Yvonne Beale Thank you very much for the welcome, links and all the interesting comments. I haven't read the book by Robert Rendall yet and I know that Natural History book is like gold-dust, crazy. I loved being on the beach when I was younger and had a bit of a red face regarding local names vs other when I moved away to study. A Glaswegian friend laughed his head off when I told him we all used to pick whelks for pin money (turns out that means picking your nose elsewhere!) but whelks here was winkles elsewhere. An early lesson in the value of latin names ;-) I haven't done any scuba or snorkelling but I am hoping to get a shot of that yet. There are some really good facebook groups on here for those hobbies and the photo's people share are amazing. I haven't learnt the secret to finding spoots apart from much backward walking but I'll find a teacher yet. I'm hoping to get out to Stronsay for a bit of shell hunting next year as I'm after a canoe shell and we've just had a bit of stormy weather that I'm hoping will have shaken things up a bit. Ian Smith, are there any beaches that you'd particularly recommend for a bit of shell hunting here in Orkney? I'm working my way around and getting my eye in for the sorts of places that have the shells.

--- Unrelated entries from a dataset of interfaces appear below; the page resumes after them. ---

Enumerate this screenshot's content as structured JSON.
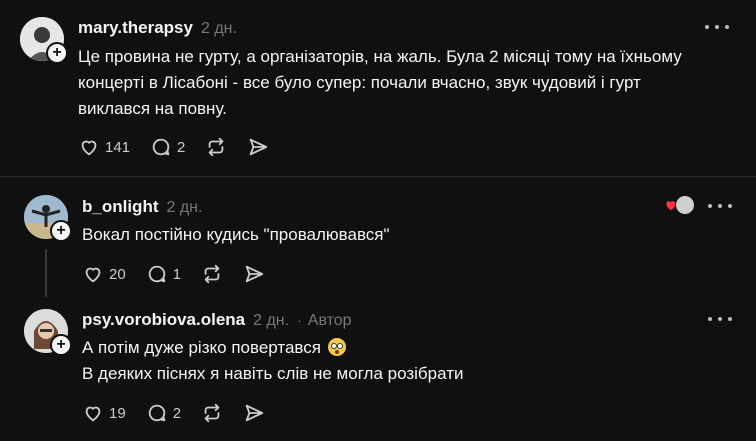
{
  "posts": [
    {
      "username": "mary.therapsy",
      "time": "2 дн.",
      "text_lines": [
        "Це провина не гурту, а організаторів, на жаль. Була 2 місяці тому на їхньому",
        "концерті в Лісабоні - все було супер: почали вчасно, звук чудовий і гурт",
        "виклався на повну."
      ],
      "likes": "141",
      "replies": "2"
    },
    {
      "username": "b_onlight",
      "time": "2 дн.",
      "text_lines": [
        "Вокал постійно кудись \"провалювався\""
      ],
      "likes": "20",
      "replies": "1"
    },
    {
      "username": "psy.vorobiova.olena",
      "time": "2 дн.",
      "author_label": "Автор",
      "text_lines": [
        "А потім дуже різко повертався",
        "В деяких піснях я навіть слів не могла розібрати"
      ],
      "likes": "19",
      "replies": "2"
    }
  ],
  "icons": {
    "like": "heart-icon",
    "reply": "comment-icon",
    "repost": "repost-icon",
    "share": "share-icon",
    "more": "more-icon",
    "follow": "plus-icon",
    "emoji": "flushed-face-emoji"
  },
  "colors": {
    "background": "#101010",
    "text": "#f3f5f7",
    "muted": "#777777",
    "liked_heart": "#ff3040"
  }
}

Message posted on British Marine Mollusca on 17 Sep 2013
Taxonomy
Animalia (Kingdom)
  Mollusca (Phylum)
    Bivalvia (Class)
      Heterodonta (Subclass)
        Euheterodonta (Infraclass)
          Veneroida (Order)
            Arcticoidea (Superfamily)
              Arcticidae (Family)
                Arctica (Genus)
                  Arctica islandica (Species)
Associated Species